A couple weeks ago, my husband Brad took off work to help with our Elementary school field day – but field day was postponed because of rain so he decided to keep his (much needed) day off and together we took a “hooky day.” He planned a day of exploring local Nashville art galleries for the two of us around town. The day was perfect – not only did we have some wonderful one-on-one time while our 3 girls were in school, but we also got to see and enjoy local and international artists AND explore our city like we never have before!

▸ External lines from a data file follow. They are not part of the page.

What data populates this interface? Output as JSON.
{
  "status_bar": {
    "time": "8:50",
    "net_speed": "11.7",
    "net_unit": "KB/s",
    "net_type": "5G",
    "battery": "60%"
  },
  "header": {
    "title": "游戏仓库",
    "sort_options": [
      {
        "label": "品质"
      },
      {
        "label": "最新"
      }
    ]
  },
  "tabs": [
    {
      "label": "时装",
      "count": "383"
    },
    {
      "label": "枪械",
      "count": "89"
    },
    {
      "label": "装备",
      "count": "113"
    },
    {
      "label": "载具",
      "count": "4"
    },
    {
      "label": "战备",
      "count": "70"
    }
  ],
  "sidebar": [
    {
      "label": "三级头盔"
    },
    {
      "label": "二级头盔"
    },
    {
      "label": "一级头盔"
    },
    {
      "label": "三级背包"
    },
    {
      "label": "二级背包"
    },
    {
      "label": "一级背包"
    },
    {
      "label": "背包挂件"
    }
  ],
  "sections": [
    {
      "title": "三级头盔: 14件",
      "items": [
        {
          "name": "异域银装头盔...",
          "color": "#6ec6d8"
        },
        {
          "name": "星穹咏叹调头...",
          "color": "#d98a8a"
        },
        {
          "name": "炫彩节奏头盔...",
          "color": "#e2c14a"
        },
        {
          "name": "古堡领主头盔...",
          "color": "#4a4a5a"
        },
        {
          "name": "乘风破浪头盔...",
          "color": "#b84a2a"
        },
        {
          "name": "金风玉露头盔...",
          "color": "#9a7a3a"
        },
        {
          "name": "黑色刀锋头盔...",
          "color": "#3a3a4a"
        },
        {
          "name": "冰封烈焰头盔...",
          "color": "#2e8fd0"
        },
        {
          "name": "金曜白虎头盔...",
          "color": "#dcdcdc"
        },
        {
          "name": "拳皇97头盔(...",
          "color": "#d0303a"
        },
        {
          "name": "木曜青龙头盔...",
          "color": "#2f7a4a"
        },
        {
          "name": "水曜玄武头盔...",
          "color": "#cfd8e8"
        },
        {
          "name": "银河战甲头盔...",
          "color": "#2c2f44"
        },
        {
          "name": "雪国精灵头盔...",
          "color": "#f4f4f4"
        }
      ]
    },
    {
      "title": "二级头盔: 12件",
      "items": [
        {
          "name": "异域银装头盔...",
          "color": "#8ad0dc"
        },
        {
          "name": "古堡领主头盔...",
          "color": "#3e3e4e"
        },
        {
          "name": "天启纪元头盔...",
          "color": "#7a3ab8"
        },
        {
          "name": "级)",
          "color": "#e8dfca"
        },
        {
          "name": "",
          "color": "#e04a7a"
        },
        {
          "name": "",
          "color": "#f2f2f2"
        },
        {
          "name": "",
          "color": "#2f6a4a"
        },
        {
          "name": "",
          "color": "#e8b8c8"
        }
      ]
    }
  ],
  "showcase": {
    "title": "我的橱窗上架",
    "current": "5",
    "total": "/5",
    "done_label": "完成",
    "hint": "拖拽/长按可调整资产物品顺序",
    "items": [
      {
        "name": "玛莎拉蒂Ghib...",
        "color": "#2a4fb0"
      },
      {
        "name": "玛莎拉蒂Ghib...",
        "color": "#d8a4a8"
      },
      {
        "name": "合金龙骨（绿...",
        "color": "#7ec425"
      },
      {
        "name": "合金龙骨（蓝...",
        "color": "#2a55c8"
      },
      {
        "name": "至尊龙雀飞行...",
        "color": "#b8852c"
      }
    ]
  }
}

I’m sharing our route if you’d like to re-create our art crawl, more or less (you’ll see that a couple galleries have either moved or closed, but we found other ways to enjoy the art). It’s a fun route to check out whether you’re visiting Nashville or live here and want to try something new & unique. Every gallery we visited was free to the public and also showed a smaller, intimate collection of art. (Aside: While we didn’t bring our kids, I believe that all of the galleries are kid-friendly – older kids for sure – or stroller/carrier friendly for the youngest & all of the galleries are near fun coffee or ice cream shops if you need a break – with or without kids).
Bennett Gallery, Green Hills
Bennett Galleries is a great local gallery and custom framing shop. They have been in Nashville since 1977. I loved every work in here from the contemporary paintings and landscapes to the gorgeous sculptures. There were some unique pieces including paintings on old church organ pipes and some breathtaking mixed media work. Bennett Gallery shows local, regional and International artists.
Smallest Art Gallery, Hillsboro Village
This is one gallery we were most excited to visit! Sadly, it is no longer here, despite our flustered attempts to track it down. Maybe we should reach out to get it back up again. No worries, though, Jeni’s ice cream is on the block so we enjoyed the art of the perfect ice cream cone, instead.
Haynes Gallery, Franklin
This was another failed attempt at discovering a new local gallery since Haynes was originally in Music Row on Division but has recently moved to Franklin, TN. We will definitely get down to this gallery one day soon, but in the meantime, walking to the old location provided great views of Nashville’s Musica statue by Alan LeQuire (Keep reading for more on Alan LeQuire).
White’s Mercantile, 12 South
The Arts Company, Downtown
The Arts Company is one of several small galleries downtown (near The Frothy Monkey if you need a coffee break or a sweet treat). We enjoyed the current exhibition of Daryl Thetford and I was especially drawn to the work by Laura Nugent. The Arts Company is a small gallery with a nice variety of work to view.
The Rymer Gallery, Downtown
Just down from The Arts Gallery, The Rymer Gallery is in a stunning space with works that both Brad and I loved. Everything in here was intriguing – from the driftwood and glass art to the crayon art; from the paper cutting to the works painted on sheet music. Their exhibitions change regularly, but it is clear that they are always worthwhile. Also,be sure to check out the exit door in the back for another Chris Coleman Art sighting.
(The Tinney Contemporary is down a bit from The Rymer Gallery, but they were changing exhibitions, so we didn’t go in this time – however we peeked at some great pieces through the window!)
Carvidae Collective, Arcade Downtown
Across the street from the previous three galleries is Nashville’s Historic Arcade building filled with several galleries. Due to time constraints, we only visited the Carvidae Collective which also felt a bit like a curiosity museum – two levels with lots of rooms and unique artwork and books made for a fun adventure. They also sell some local jewelry and art products.
LeQuire Gallery, Charlotte Ave, Sylvan Park
Our final stop (before picking our kids up from school) was at LeQuire Gallery near our house. We walked in about 10 minutes before they closed and a gentleman was on a ladder changing a light bulb in the gallery space. He came down to greet us and introduced himself as the artist, Alan Lequire. Alan is a Nashville art luminary – he created Athena at the Parthenon, Musica at Music Row and the Women’s Suffrage Monument in Centennial Park, among many other things. Admittedly we were a little star struck as we chatted about art and sculpture and light bulbs! We were able to view a new International exhibition before it opened the following day and tour his studio (which is open to the public). It was the prefect, personal ending to our day of art.
Have you checked out these galleries before? Where is your favorite art in Nashville? I think next up will be a Nashville mural crawl! Stay tuned!